Last night we had a deluge as the skies opened and dropped several inches of water on Petionville and surrounding districts. Water flooded down the streets, filling them wal-to-wall in rushing water that carried 9 inch bolders along with the torrent.
Some say 100,000 refugees are camped around Petionville in any and all open spaces. The Park Saint Therese, a local soccer field, host something like 5,000 people in shelters made of cardboard, bed sheets and – for some lucky ones – plastic sheeting. A few tents add more secure spot to the sea of misery.
Within moments this area was flooded with garbage and plastic debris floating on the rapidly deepening water. The same situation prevailed in the park directly in from of the big Saint Pierre’s church. One of the lucky families had a shelter with a plastic tarp as a floor, to keep the wet ground from making things impossible. This plastic sheeting acter as a collection basin for the floodwaters. Two babies were drowned. The mother had stepped out to get some water for drinking purposes and found disaster when she returned a few minutes later.
The beginning of Haiti’s rainy season effectively marks the beginning of the end, for thousands and thousands of Haitians as disease moves to take its toll.
And now is the time that President Rene Preval has moved to effectively block customs and steal all of the relief supplies. As of today, all imported material must be signed over to the government and the government will control distribution.
They did this in 2008 when Gonaives and other towns were obliterated by 4 hurricanes. Preval, and his fellow criminals, sold the relief material to the highest bidder. Gonaives remains much as it was in 2008.
Since the first moments, after the January 12 quake that killed at least 300,000 – possibly 500,000 Haitians, Rene Preval has moved to steal everything. A week ago he stole $90,000,000 from a special fund set up by Chavez and other area leaders. We know the bank officials who handled the electronic transaction.
Immeditely after the quake, Preval gave Dimitri Vorbe a contract to buy food packages at $20.00US each. They went to the Dominican Republic and bought time-expired material for $2.00 US per unit and changed the dates. That gave them $36,000,000 on a $400.000 investment.
Dimitri Vorbe effectively controls customs at the airport. And now Preval has moved to block all imports, unless the owners give Title to the government.
It is really time for the International Community to do something. It is responsible for giving Haiti to Preval…when he got less than 23% of the votes in the 2006 presidential election. Brazil and Chile are effectively responsible for turning Haiti over to the Criminal Preval and his band of thieves.

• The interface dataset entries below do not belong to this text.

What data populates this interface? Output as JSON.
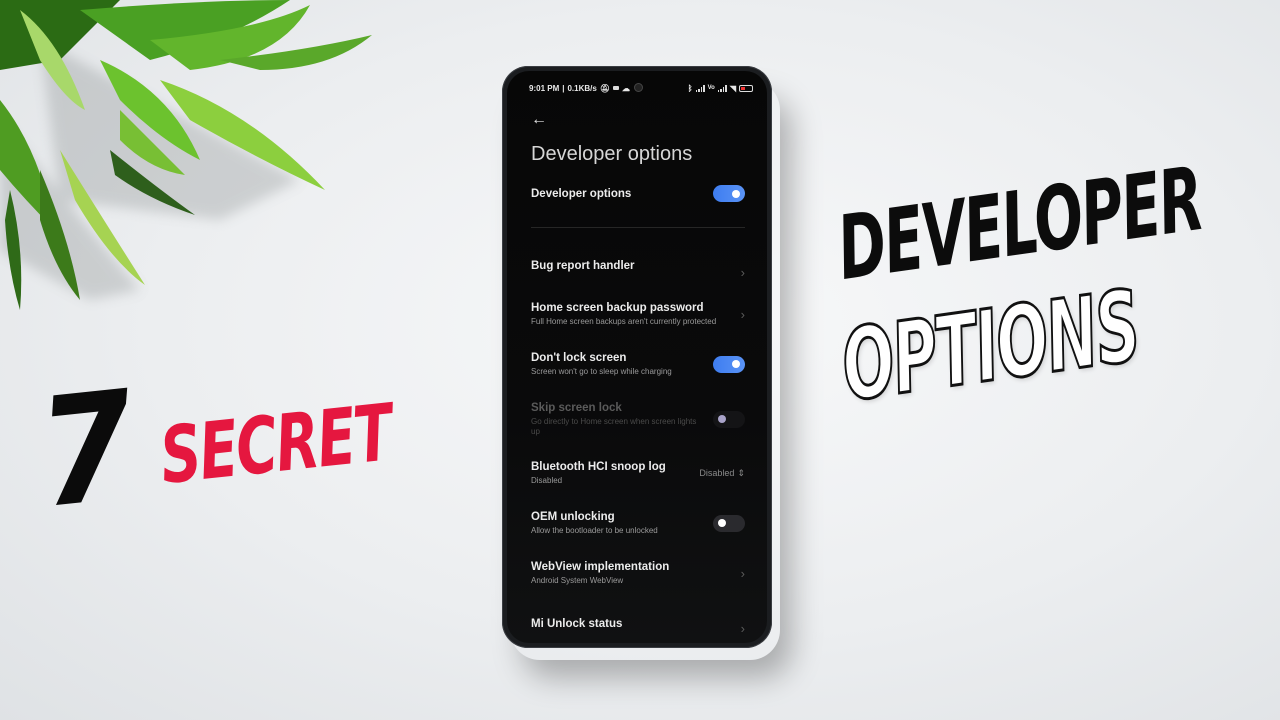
{
  "thumbnail": {
    "headline_number": "7",
    "headline_word": "SECRET",
    "headline_line1": "DEVELOPER",
    "headline_line2": "OPTIONS",
    "colors": {
      "accent_red": "#e5173f",
      "toggle_blue": "#3e7df0",
      "background": "#eceef0"
    }
  },
  "phone": {
    "statusbar": {
      "time": "9:01 PM",
      "separator": "|",
      "net_speed": "0.1KB/s",
      "left_icons": [
        "mute-icon",
        "message-icon",
        "cloud-icon"
      ],
      "right_icons": [
        "bluetooth-icon",
        "signal-icon",
        "volte-icon",
        "signal-icon",
        "wifi-icon",
        "battery-icon"
      ],
      "volte_label": "Vo"
    },
    "header": {
      "back_icon": "←",
      "title": "Developer options"
    },
    "settings": [
      {
        "title": "Developer options",
        "subtitle": "",
        "control": "toggle",
        "state": "on"
      },
      {
        "title": "Bug report handler",
        "subtitle": "",
        "control": "chevron"
      },
      {
        "title": "Home screen backup password",
        "subtitle": "Full Home screen backups aren't currently protected",
        "control": "chevron"
      },
      {
        "title": "Don't lock screen",
        "subtitle": "Screen won't go to sleep while charging",
        "control": "toggle",
        "state": "on"
      },
      {
        "title": "Skip screen lock",
        "subtitle": "Go directly to Home screen when screen lights up",
        "control": "toggle",
        "state": "off",
        "disabled": true
      },
      {
        "title": "Bluetooth HCI snoop log",
        "subtitle": "Disabled",
        "control": "select",
        "value": "Disabled"
      },
      {
        "title": "OEM unlocking",
        "subtitle": "Allow the bootloader to be unlocked",
        "control": "toggle",
        "state": "off"
      },
      {
        "title": "WebView implementation",
        "subtitle": "Android System WebView",
        "control": "chevron"
      },
      {
        "title": "Mi Unlock status",
        "subtitle": "",
        "control": "chevron"
      }
    ],
    "glyphs": {
      "chevron": "›",
      "select_arrows": "⇕"
    }
  }
}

Now is the time for the International Community to remove Preval from power and hold him responsible for his crimes in a court of Law. There should be no exile, for Preval and his fellow criminals, with their fortunes intact. Cancel their visas and make them face the people of Haiti.